Problem
Exact copies of the line with "Output a JSON" and of all lines after it through the end of the entries are required, and no other lines.

Records supplied below:

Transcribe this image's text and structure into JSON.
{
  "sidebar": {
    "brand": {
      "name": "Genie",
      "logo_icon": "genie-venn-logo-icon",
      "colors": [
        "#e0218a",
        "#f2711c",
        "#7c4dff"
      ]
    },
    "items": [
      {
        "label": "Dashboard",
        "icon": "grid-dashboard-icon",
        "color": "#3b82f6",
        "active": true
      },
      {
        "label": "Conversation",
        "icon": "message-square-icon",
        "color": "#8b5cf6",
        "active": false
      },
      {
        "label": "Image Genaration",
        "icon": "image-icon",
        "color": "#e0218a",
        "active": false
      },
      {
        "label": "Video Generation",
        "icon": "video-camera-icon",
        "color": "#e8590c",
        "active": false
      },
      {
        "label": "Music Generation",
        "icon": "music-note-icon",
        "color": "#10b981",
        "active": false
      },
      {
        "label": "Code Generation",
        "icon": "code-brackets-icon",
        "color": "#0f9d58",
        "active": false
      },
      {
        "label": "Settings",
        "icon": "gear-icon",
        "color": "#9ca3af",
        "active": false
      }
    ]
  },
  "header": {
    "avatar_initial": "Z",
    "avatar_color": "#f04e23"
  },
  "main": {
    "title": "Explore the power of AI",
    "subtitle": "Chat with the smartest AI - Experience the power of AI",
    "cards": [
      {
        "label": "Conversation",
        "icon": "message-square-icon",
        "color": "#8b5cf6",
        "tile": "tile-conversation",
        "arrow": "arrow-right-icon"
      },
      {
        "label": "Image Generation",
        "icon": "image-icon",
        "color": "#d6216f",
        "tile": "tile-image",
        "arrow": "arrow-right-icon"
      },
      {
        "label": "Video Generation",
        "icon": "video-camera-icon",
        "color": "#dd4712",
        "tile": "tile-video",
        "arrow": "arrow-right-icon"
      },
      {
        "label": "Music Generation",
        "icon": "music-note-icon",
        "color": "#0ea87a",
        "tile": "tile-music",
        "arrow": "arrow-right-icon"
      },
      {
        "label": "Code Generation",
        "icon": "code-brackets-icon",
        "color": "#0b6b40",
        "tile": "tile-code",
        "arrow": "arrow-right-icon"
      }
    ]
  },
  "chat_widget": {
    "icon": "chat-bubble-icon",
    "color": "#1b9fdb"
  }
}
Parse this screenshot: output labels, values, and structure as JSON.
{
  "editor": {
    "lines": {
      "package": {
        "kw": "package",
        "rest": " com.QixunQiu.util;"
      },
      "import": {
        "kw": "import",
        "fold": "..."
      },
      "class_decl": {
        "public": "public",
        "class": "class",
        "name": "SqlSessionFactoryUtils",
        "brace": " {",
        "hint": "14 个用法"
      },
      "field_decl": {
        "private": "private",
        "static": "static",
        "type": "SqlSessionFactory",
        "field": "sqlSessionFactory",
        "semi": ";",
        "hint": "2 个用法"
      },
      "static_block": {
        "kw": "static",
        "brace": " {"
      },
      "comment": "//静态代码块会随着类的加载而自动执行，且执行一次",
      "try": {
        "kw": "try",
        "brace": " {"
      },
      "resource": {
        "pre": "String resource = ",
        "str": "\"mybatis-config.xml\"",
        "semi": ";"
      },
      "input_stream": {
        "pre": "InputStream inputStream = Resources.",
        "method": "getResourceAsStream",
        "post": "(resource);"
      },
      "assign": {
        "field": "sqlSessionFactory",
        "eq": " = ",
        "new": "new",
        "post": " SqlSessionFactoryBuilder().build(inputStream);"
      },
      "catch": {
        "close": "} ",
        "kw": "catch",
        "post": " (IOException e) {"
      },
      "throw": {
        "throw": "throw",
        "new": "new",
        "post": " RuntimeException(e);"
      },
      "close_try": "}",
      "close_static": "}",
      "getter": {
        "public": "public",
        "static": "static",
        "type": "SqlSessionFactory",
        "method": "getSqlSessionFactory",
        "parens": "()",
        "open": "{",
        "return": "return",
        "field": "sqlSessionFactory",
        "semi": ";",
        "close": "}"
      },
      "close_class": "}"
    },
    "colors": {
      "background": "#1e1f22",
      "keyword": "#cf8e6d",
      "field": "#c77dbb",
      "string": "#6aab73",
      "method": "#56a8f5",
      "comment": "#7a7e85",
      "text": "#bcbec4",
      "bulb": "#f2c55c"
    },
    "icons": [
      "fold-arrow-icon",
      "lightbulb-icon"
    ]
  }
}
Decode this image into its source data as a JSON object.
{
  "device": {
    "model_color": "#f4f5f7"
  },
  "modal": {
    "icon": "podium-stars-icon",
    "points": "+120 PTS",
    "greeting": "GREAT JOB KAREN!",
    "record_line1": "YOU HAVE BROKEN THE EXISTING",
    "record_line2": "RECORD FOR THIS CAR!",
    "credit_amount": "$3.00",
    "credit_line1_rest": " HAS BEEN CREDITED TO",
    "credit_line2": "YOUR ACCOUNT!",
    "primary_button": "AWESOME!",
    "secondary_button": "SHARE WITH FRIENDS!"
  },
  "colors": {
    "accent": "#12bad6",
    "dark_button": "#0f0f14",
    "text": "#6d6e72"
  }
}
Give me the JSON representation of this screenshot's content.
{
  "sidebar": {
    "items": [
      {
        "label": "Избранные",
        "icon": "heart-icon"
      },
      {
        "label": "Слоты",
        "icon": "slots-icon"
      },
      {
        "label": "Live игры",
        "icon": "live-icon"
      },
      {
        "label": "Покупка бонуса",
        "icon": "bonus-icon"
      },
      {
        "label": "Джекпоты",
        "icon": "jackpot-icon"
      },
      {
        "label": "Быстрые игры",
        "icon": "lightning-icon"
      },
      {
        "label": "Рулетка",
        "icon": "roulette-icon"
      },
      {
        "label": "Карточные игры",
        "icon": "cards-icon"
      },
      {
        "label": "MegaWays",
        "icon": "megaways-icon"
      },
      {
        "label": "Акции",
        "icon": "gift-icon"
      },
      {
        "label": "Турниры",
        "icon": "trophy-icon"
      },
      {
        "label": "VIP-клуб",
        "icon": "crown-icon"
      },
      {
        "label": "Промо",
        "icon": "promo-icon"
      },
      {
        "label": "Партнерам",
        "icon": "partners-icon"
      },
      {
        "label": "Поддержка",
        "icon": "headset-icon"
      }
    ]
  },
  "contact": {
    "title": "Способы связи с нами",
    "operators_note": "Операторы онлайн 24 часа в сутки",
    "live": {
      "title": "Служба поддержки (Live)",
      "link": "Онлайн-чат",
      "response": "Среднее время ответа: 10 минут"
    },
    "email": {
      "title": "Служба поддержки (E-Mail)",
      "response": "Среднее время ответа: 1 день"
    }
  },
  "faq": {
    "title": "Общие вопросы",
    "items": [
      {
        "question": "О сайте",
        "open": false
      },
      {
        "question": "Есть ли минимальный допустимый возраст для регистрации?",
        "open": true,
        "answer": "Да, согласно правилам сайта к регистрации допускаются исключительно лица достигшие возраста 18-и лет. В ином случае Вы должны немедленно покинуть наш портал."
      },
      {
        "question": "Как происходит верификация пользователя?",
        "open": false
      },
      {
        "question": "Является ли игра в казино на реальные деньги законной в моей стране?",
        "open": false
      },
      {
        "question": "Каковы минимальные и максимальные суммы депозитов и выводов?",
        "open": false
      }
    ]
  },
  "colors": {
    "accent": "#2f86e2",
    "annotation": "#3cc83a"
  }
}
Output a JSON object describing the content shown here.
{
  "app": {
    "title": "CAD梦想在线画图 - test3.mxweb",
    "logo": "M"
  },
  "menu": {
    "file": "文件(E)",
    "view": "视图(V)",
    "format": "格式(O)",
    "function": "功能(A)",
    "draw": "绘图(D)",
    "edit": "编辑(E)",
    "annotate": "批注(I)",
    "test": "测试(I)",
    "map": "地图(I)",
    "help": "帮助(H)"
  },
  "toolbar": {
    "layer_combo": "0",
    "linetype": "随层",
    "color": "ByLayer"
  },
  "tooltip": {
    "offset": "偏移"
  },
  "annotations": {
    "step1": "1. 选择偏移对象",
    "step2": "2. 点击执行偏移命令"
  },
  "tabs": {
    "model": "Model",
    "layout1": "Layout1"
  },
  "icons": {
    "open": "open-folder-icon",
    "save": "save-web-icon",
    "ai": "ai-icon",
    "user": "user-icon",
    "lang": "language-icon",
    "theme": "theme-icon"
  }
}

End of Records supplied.

Answer section
Output a JSON object describing the content shown here.
{
  "app": {
    "title": "CAD梦想在线画图 - test3.mxweb",
    "logo": "M"
  },
  "menu": {
    "file": "文件(E)",
    "view": "视图(V)",
    "format": "格式(O)",
    "function": "功能(A)",
    "draw": "绘图(D)",
    "edit": "编辑(E)",
    "annotate": "批注(I)",
    "test": "测试(I)",
    "map": "地图(I)",
    "help": "帮助(H)"
  },
  "toolbar": {
    "layer_combo": "0",
    "linetype": "随层",
    "color": "ByLayer"
  },
  "tooltip": {
    "offset": "偏移"
  },
  "annotations": {
    "step1": "1. 选择偏移对象",
    "step2": "2. 点击执行偏移命令"
  },
  "tabs": {
    "model": "Model",
    "layout1": "Layout1"
  },
  "icons": {
    "open": "open-folder-icon",
    "save": "save-web-icon",
    "ai": "ai-icon",
    "user": "user-icon",
    "lang": "language-icon",
    "theme": "theme-icon"
  }
}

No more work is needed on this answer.